Ethiopia’s H1 exports increase but miss target

March 4, 2011

Officials had set a goal of $1.29 billion in revenue for the first half of the financial year, but its earnings by the end of the period met 86 percent of that at $1.11 billion.

Coffee earnings in Africa’s biggest exporter of the beans hit $320 million from the export of 95,102 tonnes, compared with a target of 105,793 tonnes, or $328 million in sales, according to the ministry of trade.

The country targets $939.5 million in coffee exports this year, nearly double the $528 million it earned during the 2009/2010 fiscal year.

Flower exports during the first half missed a target of $100.9 million, earning $76.5 million.

Investments into the sector have increased in recent years with incentives such as tax holidays, 35-year leases for land, and relatively low rates for renting land attracting increasing amounts of foreign businesses.

Exports of oil seeds also missed the target, hitting $102.8 million instead of $133.8 million for the period.
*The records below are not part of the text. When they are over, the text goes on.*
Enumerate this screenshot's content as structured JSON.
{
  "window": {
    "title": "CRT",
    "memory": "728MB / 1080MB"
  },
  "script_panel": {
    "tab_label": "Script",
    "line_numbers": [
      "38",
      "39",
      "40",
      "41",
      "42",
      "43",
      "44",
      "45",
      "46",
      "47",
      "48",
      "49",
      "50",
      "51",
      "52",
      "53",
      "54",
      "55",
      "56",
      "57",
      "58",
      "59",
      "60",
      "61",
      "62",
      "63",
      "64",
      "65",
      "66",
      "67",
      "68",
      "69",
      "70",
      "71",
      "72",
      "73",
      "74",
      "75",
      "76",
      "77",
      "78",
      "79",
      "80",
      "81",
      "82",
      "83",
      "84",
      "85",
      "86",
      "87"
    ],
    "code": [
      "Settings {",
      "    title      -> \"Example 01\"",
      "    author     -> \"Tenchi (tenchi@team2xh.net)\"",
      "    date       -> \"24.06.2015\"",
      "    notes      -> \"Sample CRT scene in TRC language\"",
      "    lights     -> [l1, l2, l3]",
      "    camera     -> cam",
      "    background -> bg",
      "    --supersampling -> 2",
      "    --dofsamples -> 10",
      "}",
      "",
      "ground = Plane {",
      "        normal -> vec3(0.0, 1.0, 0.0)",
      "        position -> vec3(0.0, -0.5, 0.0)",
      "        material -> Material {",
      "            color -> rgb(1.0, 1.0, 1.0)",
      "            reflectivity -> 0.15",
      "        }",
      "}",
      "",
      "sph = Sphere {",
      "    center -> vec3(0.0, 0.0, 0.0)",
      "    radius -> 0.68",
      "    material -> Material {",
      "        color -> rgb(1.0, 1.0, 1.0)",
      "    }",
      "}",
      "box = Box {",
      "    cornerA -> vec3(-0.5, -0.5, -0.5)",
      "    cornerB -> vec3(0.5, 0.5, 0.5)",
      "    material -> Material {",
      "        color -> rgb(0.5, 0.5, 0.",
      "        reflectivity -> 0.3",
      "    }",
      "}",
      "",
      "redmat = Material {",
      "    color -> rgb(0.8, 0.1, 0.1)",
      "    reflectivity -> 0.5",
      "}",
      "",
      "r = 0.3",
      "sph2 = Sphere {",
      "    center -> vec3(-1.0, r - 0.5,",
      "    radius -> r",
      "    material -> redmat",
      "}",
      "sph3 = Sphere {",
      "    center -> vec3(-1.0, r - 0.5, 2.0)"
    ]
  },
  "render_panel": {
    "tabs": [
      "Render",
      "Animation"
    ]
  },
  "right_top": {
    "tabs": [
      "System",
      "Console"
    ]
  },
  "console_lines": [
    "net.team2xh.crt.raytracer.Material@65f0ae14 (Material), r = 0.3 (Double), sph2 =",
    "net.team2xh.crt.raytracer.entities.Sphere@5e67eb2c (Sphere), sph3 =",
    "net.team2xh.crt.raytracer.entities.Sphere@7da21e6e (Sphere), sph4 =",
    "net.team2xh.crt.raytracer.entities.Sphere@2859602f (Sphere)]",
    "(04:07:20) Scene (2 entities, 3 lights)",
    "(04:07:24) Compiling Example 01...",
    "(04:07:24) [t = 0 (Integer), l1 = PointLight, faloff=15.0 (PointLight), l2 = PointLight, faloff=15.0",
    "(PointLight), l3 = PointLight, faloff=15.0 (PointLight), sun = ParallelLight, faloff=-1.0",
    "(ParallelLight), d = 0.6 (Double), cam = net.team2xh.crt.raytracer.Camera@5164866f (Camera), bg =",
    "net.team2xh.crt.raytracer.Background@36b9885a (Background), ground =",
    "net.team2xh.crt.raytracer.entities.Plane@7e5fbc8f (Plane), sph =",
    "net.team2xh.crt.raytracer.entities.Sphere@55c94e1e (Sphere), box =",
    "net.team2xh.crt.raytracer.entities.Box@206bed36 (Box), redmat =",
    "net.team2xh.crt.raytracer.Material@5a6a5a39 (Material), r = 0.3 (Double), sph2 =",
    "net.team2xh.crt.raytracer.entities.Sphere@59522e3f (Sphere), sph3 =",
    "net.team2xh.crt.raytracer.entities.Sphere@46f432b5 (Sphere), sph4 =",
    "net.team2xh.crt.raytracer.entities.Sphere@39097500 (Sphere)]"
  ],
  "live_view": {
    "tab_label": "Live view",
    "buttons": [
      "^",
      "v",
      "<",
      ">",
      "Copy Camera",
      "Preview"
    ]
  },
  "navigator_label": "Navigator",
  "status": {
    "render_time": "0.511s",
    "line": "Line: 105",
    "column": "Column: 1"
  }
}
Ethiopia is the world’s fourth-largest sesame exporter after China, India and Myanmar.


Gold exports overtook oil seeds as the second largest source of revenue during the first six months with exports topping $179 million, exceeding a target of $158 million.

The country has made $450.5 million from about 48 tonnes of gold exports in the last 10 years, according to the central National Bank of Ethiopia.

Ethiopia’s exports during the half-year period were also boosted by the rising sales of khat, a narcotic leaf popular in the region.

The commodity brought in $126 million in exports during the first six months of 2010/2011, beating a target of $119.6 million. Khat exports fetched $209 million the whole of last year.